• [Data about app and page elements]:
========

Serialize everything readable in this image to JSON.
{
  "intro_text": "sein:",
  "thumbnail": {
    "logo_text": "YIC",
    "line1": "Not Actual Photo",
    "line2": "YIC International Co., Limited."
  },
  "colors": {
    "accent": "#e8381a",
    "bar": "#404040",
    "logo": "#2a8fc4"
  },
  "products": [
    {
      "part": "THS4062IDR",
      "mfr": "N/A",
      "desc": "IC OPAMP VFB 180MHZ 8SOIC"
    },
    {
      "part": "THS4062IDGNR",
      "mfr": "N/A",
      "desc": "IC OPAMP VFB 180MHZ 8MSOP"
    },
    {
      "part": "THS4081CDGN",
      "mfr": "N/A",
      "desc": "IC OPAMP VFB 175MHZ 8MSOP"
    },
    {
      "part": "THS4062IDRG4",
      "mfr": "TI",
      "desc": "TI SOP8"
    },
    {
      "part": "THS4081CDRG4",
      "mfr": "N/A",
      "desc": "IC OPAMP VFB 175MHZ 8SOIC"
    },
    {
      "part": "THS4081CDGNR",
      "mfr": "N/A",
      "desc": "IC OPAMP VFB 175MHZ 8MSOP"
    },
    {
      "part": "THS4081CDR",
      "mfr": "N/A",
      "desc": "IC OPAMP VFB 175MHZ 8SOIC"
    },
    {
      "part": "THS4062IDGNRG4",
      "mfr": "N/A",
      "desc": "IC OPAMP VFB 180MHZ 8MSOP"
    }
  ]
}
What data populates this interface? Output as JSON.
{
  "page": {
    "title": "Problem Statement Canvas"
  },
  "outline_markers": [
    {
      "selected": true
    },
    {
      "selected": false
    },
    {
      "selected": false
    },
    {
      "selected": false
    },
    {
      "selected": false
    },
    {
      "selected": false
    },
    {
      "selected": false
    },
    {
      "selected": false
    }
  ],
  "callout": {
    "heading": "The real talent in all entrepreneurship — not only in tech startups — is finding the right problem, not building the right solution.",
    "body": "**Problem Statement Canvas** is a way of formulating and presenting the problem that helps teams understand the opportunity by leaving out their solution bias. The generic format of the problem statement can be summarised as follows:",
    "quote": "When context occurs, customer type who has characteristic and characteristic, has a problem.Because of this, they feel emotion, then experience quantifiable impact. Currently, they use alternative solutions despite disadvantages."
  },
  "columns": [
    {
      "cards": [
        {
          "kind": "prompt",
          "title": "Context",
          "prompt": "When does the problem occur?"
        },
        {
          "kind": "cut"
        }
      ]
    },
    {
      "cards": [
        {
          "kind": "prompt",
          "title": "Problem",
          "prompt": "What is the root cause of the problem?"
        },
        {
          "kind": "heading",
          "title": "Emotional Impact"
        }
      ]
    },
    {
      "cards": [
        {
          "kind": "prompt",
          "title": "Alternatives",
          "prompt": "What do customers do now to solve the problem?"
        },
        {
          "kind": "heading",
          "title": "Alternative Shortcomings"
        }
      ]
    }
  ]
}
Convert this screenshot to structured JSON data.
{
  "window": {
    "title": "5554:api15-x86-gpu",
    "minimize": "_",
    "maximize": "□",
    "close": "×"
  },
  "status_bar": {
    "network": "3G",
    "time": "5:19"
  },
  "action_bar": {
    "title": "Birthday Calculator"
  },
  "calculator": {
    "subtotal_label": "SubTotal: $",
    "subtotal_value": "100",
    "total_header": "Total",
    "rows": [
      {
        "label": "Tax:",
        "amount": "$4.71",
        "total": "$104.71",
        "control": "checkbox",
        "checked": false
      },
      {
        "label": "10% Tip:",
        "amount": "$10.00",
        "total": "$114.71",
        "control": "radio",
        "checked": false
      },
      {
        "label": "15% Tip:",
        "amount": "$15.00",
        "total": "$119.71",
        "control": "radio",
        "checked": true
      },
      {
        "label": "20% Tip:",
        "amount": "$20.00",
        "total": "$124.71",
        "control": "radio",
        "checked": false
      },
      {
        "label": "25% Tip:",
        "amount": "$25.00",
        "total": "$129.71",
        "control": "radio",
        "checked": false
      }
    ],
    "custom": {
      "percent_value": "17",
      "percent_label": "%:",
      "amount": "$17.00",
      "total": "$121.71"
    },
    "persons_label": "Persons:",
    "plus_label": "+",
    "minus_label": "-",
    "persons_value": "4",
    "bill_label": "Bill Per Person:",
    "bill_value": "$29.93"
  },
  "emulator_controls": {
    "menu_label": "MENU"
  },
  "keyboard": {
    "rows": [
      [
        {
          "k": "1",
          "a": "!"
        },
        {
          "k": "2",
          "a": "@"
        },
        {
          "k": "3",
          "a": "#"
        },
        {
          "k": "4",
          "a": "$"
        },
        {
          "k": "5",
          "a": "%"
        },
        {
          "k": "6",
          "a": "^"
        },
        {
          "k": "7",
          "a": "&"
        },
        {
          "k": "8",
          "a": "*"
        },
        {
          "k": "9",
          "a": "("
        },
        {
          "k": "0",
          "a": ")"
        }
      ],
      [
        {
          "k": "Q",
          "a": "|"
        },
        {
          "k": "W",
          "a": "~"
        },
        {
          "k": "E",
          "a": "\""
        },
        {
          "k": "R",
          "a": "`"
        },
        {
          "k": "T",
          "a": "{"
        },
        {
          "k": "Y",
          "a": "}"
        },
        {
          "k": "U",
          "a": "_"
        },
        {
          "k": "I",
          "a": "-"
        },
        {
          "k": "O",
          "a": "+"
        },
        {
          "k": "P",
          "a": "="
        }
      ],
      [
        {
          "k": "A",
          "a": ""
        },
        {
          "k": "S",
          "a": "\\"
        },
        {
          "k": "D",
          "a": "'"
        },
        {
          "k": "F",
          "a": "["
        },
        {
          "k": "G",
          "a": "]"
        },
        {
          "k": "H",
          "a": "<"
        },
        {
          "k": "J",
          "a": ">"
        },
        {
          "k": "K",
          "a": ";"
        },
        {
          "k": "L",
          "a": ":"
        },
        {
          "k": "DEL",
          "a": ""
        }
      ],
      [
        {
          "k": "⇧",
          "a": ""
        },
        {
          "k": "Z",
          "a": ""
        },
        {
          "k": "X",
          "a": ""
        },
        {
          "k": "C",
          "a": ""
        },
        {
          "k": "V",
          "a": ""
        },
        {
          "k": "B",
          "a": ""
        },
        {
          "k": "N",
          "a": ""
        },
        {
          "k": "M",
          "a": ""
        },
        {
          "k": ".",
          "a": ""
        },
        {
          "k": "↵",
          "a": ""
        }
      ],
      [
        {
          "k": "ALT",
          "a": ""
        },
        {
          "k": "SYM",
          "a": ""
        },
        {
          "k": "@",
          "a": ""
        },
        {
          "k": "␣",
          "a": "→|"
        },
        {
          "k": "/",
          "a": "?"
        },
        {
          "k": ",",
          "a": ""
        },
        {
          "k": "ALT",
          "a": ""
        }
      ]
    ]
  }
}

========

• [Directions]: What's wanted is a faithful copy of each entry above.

• [Worked solution]:
Serialize everything readable in this image to JSON.
{
  "intro_text": "sein:",
  "thumbnail": {
    "logo_text": "YIC",
    "line1": "Not Actual Photo",
    "line2": "YIC International Co., Limited."
  },
  "colors": {
    "accent": "#e8381a",
    "bar": "#404040",
    "logo": "#2a8fc4"
  },
  "products": [
    {
      "part": "THS4062IDR",
      "mfr": "N/A",
      "desc": "IC OPAMP VFB 180MHZ 8SOIC"
    },
    {
      "part": "THS4062IDGNR",
      "mfr": "N/A",
      "desc": "IC OPAMP VFB 180MHZ 8MSOP"
    },
    {
      "part": "THS4081CDGN",
      "mfr": "N/A",
      "desc": "IC OPAMP VFB 175MHZ 8MSOP"
    },
    {
      "part": "THS4062IDRG4",
      "mfr": "TI",
      "desc": "TI SOP8"
    },
    {
      "part": "THS4081CDRG4",
      "mfr": "N/A",
      "desc": "IC OPAMP VFB 175MHZ 8SOIC"
    },
    {
      "part": "THS4081CDGNR",
      "mfr": "N/A",
      "desc": "IC OPAMP VFB 175MHZ 8MSOP"
    },
    {
      "part": "THS4081CDR",
      "mfr": "N/A",
      "desc": "IC OPAMP VFB 175MHZ 8SOIC"
    },
    {
      "part": "THS4062IDGNRG4",
      "mfr": "N/A",
      "desc": "IC OPAMP VFB 180MHZ 8MSOP"
    }
  ]
}
What data populates this interface? Output as JSON.
{
  "page": {
    "title": "Problem Statement Canvas"
  },
  "outline_markers": [
    {
      "selected": true
    },
    {
      "selected": false
    },
    {
      "selected": false
    },
    {
      "selected": false
    },
    {
      "selected": false
    },
    {
      "selected": false
    },
    {
      "selected": false
    },
    {
      "selected": false
    }
  ],
  "callout": {
    "heading": "The real talent in all entrepreneurship — not only in tech startups — is finding the right problem, not building the right solution.",
    "body": "**Problem Statement Canvas** is a way of formulating and presenting the problem that helps teams understand the opportunity by leaving out their solution bias. The generic format of the problem statement can be summarised as follows:",
    "quote": "When context occurs, customer type who has characteristic and characteristic, has a problem.Because of this, they feel emotion, then experience quantifiable impact. Currently, they use alternative solutions despite disadvantages."
  },
  "columns": [
    {
      "cards": [
        {
          "kind": "prompt",
          "title": "Context",
          "prompt": "When does the problem occur?"
        },
        {
          "kind": "cut"
        }
      ]
    },
    {
      "cards": [
        {
          "kind": "prompt",
          "title": "Problem",
          "prompt": "What is the root cause of the problem?"
        },
        {
          "kind": "heading",
          "title": "Emotional Impact"
        }
      ]
    },
    {
      "cards": [
        {
          "kind": "prompt",
          "title": "Alternatives",
          "prompt": "What do customers do now to solve the problem?"
        },
        {
          "kind": "heading",
          "title": "Alternative Shortcomings"
        }
      ]
    }
  ]
}
Convert this screenshot to structured JSON data.
{
  "window": {
    "title": "5554:api15-x86-gpu",
    "minimize": "_",
    "maximize": "□",
    "close": "×"
  },
  "status_bar": {
    "network": "3G",
    "time": "5:19"
  },
  "action_bar": {
    "title": "Birthday Calculator"
  },
  "calculator": {
    "subtotal_label": "SubTotal: $",
    "subtotal_value": "100",
    "total_header": "Total",
    "rows": [
      {
        "label": "Tax:",
        "amount": "$4.71",
        "total": "$104.71",
        "control": "checkbox",
        "checked": false
      },
      {
        "label": "10% Tip:",
        "amount": "$10.00",
        "total": "$114.71",
        "control": "radio",
        "checked": false
      },
      {
        "label": "15% Tip:",
        "amount": "$15.00",
        "total": "$119.71",
        "control": "radio",
        "checked": true
      },
      {
        "label": "20% Tip:",
        "amount": "$20.00",
        "total": "$124.71",
        "control": "radio",
        "checked": false
      },
      {
        "label": "25% Tip:",
        "amount": "$25.00",
        "total": "$129.71",
        "control": "radio",
        "checked": false
      }
    ],
    "custom": {
      "percent_value": "17",
      "percent_label": "%:",
      "amount": "$17.00",
      "total": "$121.71"
    },
    "persons_label": "Persons:",
    "plus_label": "+",
    "minus_label": "-",
    "persons_value": "4",
    "bill_label": "Bill Per Person:",
    "bill_value": "$29.93"
  },
  "emulator_controls": {
    "menu_label": "MENU"
  },
  "keyboard": {
    "rows": [
      [
        {
          "k": "1",
          "a": "!"
        },
        {
          "k": "2",
          "a": "@"
        },
        {
          "k": "3",
          "a": "#"
        },
        {
          "k": "4",
          "a": "$"
        },
        {
          "k": "5",
          "a": "%"
        },
        {
          "k": "6",
          "a": "^"
        },
        {
          "k": "7",
          "a": "&"
        },
        {
          "k": "8",
          "a": "*"
        },
        {
          "k": "9",
          "a": "("
        },
        {
          "k": "0",
          "a": ")"
        }
      ],
      [
        {
          "k": "Q",
          "a": "|"
        },
        {
          "k": "W",
          "a": "~"
        },
        {
          "k": "E",
          "a": "\""
        },
        {
          "k": "R",
          "a": "`"
        },
        {
          "k": "T",
          "a": "{"
        },
        {
          "k": "Y",
          "a": "}"
        },
        {
          "k": "U",
          "a": "_"
        },
        {
          "k": "I",
          "a": "-"
        },
        {
          "k": "O",
          "a": "+"
        },
        {
          "k": "P",
          "a": "="
        }
      ],
      [
        {
          "k": "A",
          "a": ""
        },
        {
          "k": "S",
          "a": "\\"
        },
        {
          "k": "D",
          "a": "'"
        },
        {
          "k": "F",
          "a": "["
        },
        {
          "k": "G",
          "a": "]"
        },
        {
          "k": "H",
          "a": "<"
        },
        {
          "k": "J",
          "a": ">"
        },
        {
          "k": "K",
          "a": ";"
        },
        {
          "k": "L",
          "a": ":"
        },
        {
          "k": "DEL",
          "a": ""
        }
      ],
      [
        {
          "k": "⇧",
          "a": ""
        },
        {
          "k": "Z",
          "a": ""
        },
        {
          "k": "X",
          "a": ""
        },
        {
          "k": "C",
          "a": ""
        },
        {
          "k": "V",
          "a": ""
        },
        {
          "k": "B",
          "a": ""
        },
        {
          "k": "N",
          "a": ""
        },
        {
          "k": "M",
          "a": ""
        },
        {
          "k": ".",
          "a": ""
        },
        {
          "k": "↵",
          "a": ""
        }
      ],
      [
        {
          "k": "ALT",
          "a": ""
        },
        {
          "k": "SYM",
          "a": ""
        },
        {
          "k": "@",
          "a": ""
        },
        {
          "k": "␣",
          "a": "→|"
        },
        {
          "k": "/",
          "a": "?"
        },
        {
          "k": ",",
          "a": ""
        },
        {
          "k": "ALT",
          "a": ""
        }
      ]
    ]
  }
}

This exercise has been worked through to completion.